- _WORK TO BE COMPLETED_
Wherever the word "ymax" turns up in a line of the entries, copy that line.

(Component data from apps and pages)
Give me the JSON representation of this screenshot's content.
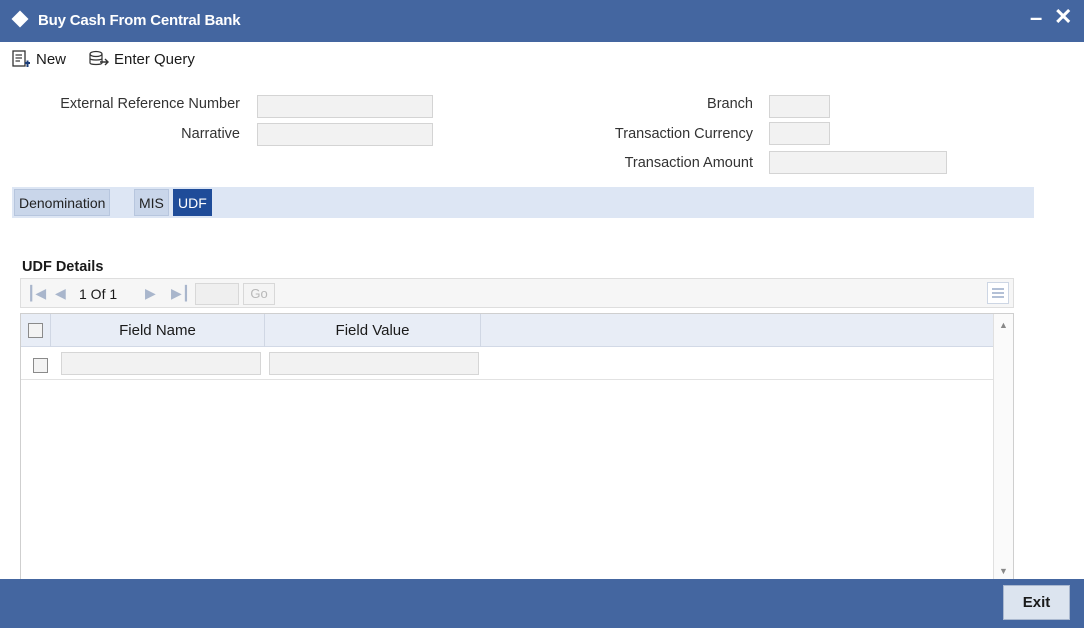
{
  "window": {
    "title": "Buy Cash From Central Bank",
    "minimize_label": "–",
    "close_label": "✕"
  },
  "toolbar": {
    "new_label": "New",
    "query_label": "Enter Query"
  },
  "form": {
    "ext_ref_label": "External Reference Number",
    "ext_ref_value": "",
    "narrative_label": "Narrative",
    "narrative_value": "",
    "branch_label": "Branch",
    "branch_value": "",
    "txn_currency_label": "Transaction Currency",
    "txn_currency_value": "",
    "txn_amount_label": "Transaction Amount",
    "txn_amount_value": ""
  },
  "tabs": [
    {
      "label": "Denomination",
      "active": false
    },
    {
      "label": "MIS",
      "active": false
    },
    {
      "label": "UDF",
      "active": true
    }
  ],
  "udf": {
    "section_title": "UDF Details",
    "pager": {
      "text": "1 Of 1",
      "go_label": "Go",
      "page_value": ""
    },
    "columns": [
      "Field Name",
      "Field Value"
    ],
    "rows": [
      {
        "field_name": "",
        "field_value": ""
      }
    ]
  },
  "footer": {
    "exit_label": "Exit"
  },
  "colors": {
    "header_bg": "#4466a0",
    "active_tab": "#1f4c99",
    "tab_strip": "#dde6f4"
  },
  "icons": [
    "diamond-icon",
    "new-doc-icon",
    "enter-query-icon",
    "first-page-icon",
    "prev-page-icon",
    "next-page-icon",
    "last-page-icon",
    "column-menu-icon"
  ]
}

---

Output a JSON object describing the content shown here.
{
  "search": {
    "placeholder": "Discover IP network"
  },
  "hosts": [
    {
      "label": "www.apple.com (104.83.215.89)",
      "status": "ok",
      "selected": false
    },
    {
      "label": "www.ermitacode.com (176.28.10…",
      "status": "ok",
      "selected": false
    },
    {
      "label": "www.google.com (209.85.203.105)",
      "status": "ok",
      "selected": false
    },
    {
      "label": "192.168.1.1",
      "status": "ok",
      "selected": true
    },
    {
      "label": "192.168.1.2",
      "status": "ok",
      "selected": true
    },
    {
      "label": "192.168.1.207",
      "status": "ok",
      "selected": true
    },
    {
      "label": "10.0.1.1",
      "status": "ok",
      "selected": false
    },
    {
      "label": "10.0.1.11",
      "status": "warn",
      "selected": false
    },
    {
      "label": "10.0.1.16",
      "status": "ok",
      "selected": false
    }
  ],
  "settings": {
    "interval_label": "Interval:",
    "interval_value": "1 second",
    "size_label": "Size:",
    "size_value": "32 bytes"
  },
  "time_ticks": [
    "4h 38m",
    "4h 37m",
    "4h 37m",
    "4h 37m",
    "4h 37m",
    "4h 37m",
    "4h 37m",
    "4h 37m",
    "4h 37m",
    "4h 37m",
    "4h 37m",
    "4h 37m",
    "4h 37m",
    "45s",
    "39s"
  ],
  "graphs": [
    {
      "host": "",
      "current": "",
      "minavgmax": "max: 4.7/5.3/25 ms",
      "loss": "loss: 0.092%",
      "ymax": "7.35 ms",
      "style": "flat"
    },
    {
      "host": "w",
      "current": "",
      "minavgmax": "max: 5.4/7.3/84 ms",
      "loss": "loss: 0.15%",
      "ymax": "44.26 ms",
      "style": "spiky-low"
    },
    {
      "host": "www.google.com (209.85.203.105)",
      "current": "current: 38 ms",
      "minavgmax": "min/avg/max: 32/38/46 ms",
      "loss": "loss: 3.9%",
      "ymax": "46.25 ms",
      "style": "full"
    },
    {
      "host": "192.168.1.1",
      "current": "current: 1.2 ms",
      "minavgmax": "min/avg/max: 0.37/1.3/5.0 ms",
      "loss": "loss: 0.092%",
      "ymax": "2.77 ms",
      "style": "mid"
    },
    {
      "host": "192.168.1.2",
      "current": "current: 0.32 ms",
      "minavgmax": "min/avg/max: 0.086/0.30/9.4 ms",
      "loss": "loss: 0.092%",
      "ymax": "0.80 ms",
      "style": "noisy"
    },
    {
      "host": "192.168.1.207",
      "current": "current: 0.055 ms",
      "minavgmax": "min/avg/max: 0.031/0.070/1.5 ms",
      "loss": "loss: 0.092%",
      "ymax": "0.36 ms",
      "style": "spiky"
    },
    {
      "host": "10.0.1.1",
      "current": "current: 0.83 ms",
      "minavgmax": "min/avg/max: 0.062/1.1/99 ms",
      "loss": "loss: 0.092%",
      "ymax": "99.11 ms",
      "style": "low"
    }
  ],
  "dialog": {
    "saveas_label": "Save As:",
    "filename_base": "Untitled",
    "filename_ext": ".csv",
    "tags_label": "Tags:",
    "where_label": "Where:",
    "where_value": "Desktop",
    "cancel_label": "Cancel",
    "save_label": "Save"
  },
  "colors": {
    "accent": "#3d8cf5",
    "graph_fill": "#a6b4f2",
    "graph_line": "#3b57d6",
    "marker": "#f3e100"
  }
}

- _WRITTEN SOLUTION_
      "ymax": "7.35 ms",
      "ymax": "44.26 ms",
      "ymax": "46.25 ms",
      "ymax": "2.77 ms",
      "ymax": "0.80 ms",
      "ymax": "0.36 ms",
      "ymax": "99.11 ms",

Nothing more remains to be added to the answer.